Segment Start: Records shown

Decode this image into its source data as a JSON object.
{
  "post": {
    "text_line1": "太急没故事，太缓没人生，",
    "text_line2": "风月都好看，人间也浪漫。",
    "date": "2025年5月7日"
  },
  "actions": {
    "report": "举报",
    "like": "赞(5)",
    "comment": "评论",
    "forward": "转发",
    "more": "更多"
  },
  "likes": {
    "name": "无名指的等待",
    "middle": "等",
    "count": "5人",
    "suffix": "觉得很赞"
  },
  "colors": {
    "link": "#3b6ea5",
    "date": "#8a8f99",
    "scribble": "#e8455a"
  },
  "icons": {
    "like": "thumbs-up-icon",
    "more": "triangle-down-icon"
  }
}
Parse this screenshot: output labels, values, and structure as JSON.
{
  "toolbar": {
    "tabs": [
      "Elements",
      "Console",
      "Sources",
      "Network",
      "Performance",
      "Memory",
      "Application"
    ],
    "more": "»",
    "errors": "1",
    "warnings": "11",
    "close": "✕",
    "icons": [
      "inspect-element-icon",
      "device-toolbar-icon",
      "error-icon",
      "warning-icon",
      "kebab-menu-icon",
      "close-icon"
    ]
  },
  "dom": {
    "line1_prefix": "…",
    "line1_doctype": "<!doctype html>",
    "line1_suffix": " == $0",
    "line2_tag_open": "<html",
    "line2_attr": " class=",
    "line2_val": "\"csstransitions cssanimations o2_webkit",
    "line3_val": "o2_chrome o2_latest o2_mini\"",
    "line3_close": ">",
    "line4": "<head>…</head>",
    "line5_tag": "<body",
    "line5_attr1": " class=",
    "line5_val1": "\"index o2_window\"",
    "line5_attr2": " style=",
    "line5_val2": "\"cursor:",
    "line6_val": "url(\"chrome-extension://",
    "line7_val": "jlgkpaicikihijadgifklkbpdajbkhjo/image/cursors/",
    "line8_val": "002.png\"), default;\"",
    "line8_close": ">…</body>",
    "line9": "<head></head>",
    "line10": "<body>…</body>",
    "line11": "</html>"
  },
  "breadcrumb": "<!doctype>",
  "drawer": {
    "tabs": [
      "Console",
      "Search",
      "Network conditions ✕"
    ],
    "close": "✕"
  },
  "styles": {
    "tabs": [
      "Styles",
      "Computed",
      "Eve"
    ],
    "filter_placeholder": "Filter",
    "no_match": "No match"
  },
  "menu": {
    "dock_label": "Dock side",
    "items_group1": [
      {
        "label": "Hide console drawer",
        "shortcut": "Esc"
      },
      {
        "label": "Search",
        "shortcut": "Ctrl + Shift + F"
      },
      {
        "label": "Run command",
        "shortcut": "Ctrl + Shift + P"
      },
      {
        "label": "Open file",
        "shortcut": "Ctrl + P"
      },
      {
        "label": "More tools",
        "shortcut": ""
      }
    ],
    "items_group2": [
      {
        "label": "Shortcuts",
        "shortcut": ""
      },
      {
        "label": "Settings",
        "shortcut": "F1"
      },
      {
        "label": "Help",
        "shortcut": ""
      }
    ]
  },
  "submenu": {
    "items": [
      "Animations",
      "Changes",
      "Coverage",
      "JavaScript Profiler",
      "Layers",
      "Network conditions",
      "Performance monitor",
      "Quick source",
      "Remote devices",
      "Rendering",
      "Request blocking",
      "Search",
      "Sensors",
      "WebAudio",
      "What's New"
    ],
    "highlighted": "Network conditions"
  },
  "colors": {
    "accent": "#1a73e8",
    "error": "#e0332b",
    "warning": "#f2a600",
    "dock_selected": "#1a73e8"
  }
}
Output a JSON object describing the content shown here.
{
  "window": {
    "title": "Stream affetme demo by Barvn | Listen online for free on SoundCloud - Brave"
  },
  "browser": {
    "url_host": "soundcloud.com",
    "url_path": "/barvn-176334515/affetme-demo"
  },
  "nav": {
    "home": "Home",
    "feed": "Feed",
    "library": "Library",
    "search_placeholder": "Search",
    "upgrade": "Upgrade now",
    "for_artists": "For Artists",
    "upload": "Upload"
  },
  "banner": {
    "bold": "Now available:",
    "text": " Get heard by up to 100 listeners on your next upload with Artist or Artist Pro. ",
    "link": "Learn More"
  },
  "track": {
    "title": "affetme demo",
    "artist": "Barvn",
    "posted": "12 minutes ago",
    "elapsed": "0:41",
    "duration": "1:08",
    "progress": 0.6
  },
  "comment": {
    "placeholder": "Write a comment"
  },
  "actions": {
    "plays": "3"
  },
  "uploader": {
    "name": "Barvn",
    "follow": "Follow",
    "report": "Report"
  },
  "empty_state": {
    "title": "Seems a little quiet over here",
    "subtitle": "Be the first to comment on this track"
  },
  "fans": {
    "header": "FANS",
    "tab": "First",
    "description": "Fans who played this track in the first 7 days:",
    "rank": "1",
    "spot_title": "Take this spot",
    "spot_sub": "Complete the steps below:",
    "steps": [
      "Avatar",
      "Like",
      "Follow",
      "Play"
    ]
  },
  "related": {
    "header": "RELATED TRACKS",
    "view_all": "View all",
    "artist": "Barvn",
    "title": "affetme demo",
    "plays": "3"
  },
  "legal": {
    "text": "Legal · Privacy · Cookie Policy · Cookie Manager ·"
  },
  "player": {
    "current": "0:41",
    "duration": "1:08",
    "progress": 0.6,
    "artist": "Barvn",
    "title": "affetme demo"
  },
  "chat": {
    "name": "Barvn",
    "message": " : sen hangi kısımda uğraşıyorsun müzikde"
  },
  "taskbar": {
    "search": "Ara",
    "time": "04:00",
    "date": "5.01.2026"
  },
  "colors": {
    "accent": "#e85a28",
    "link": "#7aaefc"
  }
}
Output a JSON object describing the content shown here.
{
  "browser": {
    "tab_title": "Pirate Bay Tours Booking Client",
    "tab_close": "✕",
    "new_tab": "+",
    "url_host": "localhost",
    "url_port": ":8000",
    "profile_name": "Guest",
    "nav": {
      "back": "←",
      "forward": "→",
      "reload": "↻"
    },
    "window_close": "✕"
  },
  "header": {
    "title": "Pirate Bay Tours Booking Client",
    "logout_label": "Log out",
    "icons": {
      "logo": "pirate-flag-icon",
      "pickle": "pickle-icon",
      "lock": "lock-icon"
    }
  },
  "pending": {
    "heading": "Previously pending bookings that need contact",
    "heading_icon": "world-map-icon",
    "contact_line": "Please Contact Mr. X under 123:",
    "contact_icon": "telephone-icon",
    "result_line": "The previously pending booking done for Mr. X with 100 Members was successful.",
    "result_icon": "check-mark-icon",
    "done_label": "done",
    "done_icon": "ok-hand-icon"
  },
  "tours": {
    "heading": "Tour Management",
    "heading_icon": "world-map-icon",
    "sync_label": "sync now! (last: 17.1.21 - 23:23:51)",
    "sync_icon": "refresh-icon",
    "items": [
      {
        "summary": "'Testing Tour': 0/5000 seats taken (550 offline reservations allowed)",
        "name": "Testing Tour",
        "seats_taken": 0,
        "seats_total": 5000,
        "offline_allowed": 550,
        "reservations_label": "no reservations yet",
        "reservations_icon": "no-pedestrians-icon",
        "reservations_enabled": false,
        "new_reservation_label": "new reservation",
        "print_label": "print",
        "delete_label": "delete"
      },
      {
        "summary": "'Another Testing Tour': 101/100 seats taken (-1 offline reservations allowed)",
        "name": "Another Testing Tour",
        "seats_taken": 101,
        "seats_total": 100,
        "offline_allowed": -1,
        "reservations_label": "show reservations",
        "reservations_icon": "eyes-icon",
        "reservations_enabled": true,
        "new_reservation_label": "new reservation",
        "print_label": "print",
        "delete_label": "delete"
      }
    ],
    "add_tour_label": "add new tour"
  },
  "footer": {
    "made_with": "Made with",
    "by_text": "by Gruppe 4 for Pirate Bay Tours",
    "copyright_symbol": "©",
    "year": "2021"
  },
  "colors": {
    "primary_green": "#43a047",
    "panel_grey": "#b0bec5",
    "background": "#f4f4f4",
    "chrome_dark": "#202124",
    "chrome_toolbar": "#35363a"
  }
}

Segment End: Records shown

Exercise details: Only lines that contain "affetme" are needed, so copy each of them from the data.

Reply to the task:
    "title": "Stream affetme demo by Barvn | Listen online for free on SoundCloud - Brave"
    "url_path": "/barvn-176334515/affetme-demo"
    "title": "affetme demo",
    "title": "affetme demo",
    "title": "affetme demo"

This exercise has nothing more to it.